I’m sure we could do better, but we have a fair amount of tools to do static checking for common patterns–and we haven’t had anyone say this is unfixable, rewrite it all. Don’t get me wrong, security people will always be unhappy. But the kernel poses special challenges, because any bug can be a security bug. We also have to keep in mind that most of the kernel is drivers, a big chunk of the rest is architecture specific, and there are 25 million lines of code. So it’s really hard to have people go over it; we have to rely on automated testing and on tools. There are too many lines in too many obscure places for humans to really check.
I enjoy all the buzzwords. And I enjoy not having to care.
On maintainer teams:
We’re getting lots of contributors, but we have more trouble finding maintainers. Probably because the maintainer’s job is to read emails seven days a week. Forever. That’s why we’re pushing for maintainer teams as much as possible. It lessens the steps to becoming a maintainer if you’re not the only one.
On ARM architecture:
I’m happy to see that ARM is making progress. One of these days, I will actually have a machine with ARM. They said it would be this year, but maybe it’ll be next year. 2016 will be the year of the ARM laptop.
On Dublin bus drivers:
They’re coming at you from the wrong side of the road. They’re trying to kill you! If I can survive this trip, I think I can make it a few more years.
On user space versus kernel space:

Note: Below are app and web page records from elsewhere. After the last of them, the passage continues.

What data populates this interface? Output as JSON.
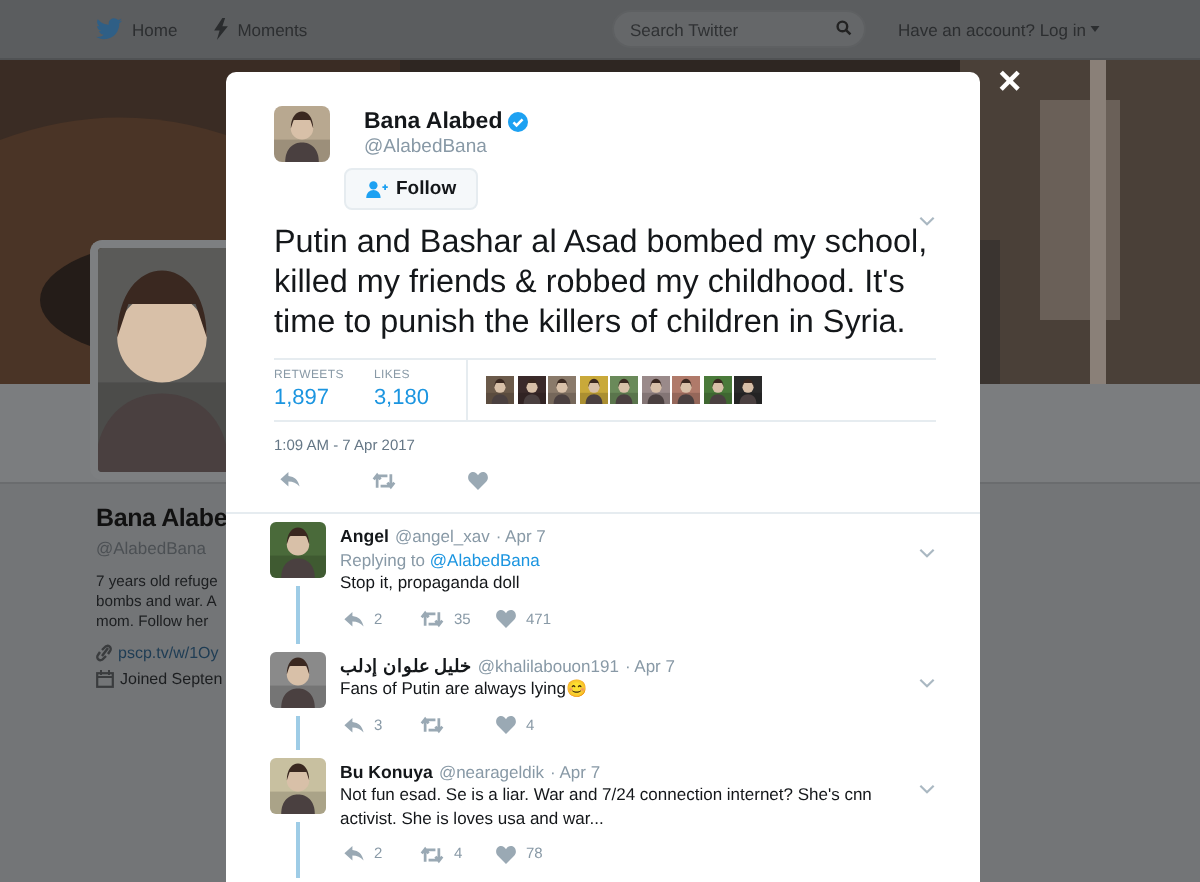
{
  "nav": {
    "items": [
      {
        "label": "Home",
        "kind": "bird"
      },
      {
        "label": "Moments",
        "kind": "bolt"
      }
    ],
    "search": {
      "placeholder": "Search Twitter"
    },
    "login": "Have an account? Log in"
  },
  "profile": {
    "name": "Bana Alabe",
    "handle": "@AlabedBana",
    "bio": [
      "7 years old refuge",
      "bombs and war. A",
      "mom. Follow her"
    ],
    "link": "pscp.tv/w/1Oy",
    "joined": "Joined Septen"
  },
  "modal": {
    "close": "×",
    "tweet": {
      "name": "Bana Alabed",
      "verified": true,
      "handle": "@AlabedBana",
      "follow": "Follow",
      "text": "Putin and Bashar al Asad bombed my school, killed my friends & robbed my childhood. It's time to punish the killers of children in Syria.",
      "stats": [
        {
          "label": "RETWEETS",
          "value": "1,897"
        },
        {
          "label": "LIKES",
          "value": "3,180"
        }
      ],
      "timestamp": "1:09 AM - 7 Apr 2017"
    },
    "replies": [
      {
        "name": "Angel",
        "handle": "@angel_xav",
        "date": "· Apr 7",
        "replying_prefix": "Replying to",
        "replying_handle": "@AlabedBana",
        "text": "Stop it, propaganda doll",
        "replies": "2",
        "retweets": "35",
        "likes": "471"
      },
      {
        "name": "خليل علوان إدلب",
        "handle": "@khalilabouon191",
        "date": "· Apr 7",
        "text": "Fans of Putin are always lying😊",
        "replies": "3",
        "likes": "4"
      },
      {
        "name": "Bu Konuya",
        "handle": "@nearageldik",
        "date": "· Apr 7",
        "text": "Not fun esad. Se is a liar. War and 7/24 connection internet? She's cnn activist. She is loves usa and war...",
        "replies": "2",
        "retweets": "4",
        "likes": "78"
      }
    ]
  }
}
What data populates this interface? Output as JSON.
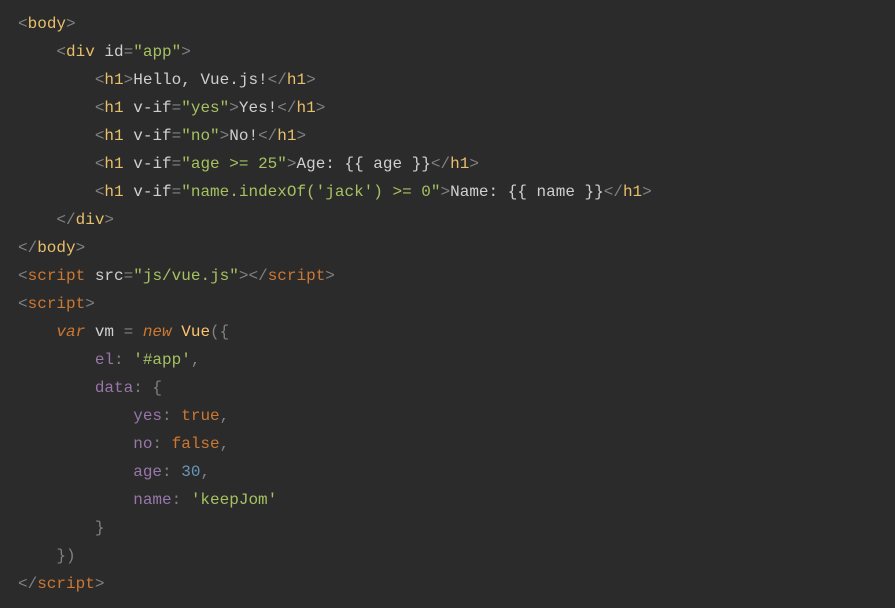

For a long time, I’ve said that user space should be the most interesting thing. The kernel is just the infrastructure, the roadway. And who’s really interested in the tarmac? It’s only odd and dysfunctional people like me. I’m perfectly happy doing infrastructure, but I’m always surprised that others are interested in it.
On the next Linus project:
I’d hate for there to have to be a next Linus project. When I created Linux and Git, I was in a situation where no one else was providing what I needed. I don’t want to be in that situation again; I’d much rather coast along and be lazy. Anytime I need to start a new project, that’s a failure for the rest of the world.
On the next 25 years of Linux:
Linux did everything I expected it to do in the first six months, everything that came after was about other people solving new and interesting problems. Linux is all these crazy people doing crazy things I never imagined. It’s going to be interesting to see what others will do with it in the next 25 years.
On October 5, Sarah Sharp, a prominent Linux kernel developer, announced that she officially stepped down as a contributor to the upstream kernel, blaming the lack of respect among those who run the show from behind the curtains.
Sarah Sharp had bee…
The Linux Foundation, the nonprofit organization dedicated to accelerating the growth of Linux and collaborative development, today announced the new Real-Time Linux (RTL) Collaborative Project. RTL will bring together industry leaders and experts to advance and maximize technologies for the robotics, telecom, manufacturing, aviation and medical industries, among others.
The RTL kernel supports the largest range of architectures of any operating system and can leverage Linux device drivers, file systems and more from the mainline kernel. Real-time properties make it possible to control robots, data acquisition systems, manufacturing plants and other time-sensitive instruments and machines from RTL applications. It provides the critical infrastructure for some of the world’s most complex computing systems.
RTL’s Thomas Gleixner, who has been maintaining the RTL branch for more than a decade, will become a Linux Foundation Fellow to dedicate even more time to his work on RTL. He joins other Linux Foundation Fellows, including Linux kernel stable maintainer Greg Kroah-Hartman, embedded Linux developer, and Yocto Project maintainer Richard Purdie and Linux creator Linus Torvalds…
Read more at Linux Foundation
The new Linux Kernel Version 4.2.3 is available for download! Visit the Linux Kernel Archive here: https://www.kernel.org/pub/linux/kernel/ Get the new Linux Kernel directly through this link: https://www.kernel.org/pub/linux/kernel/v4.x/linux-4.2.3.tar.gz NEW: See the latest FUN statistics for this Kernel version here: https://www.linuxcounter.net/statistics/kernel See how many lines of code this new version has, how many bad words or how […]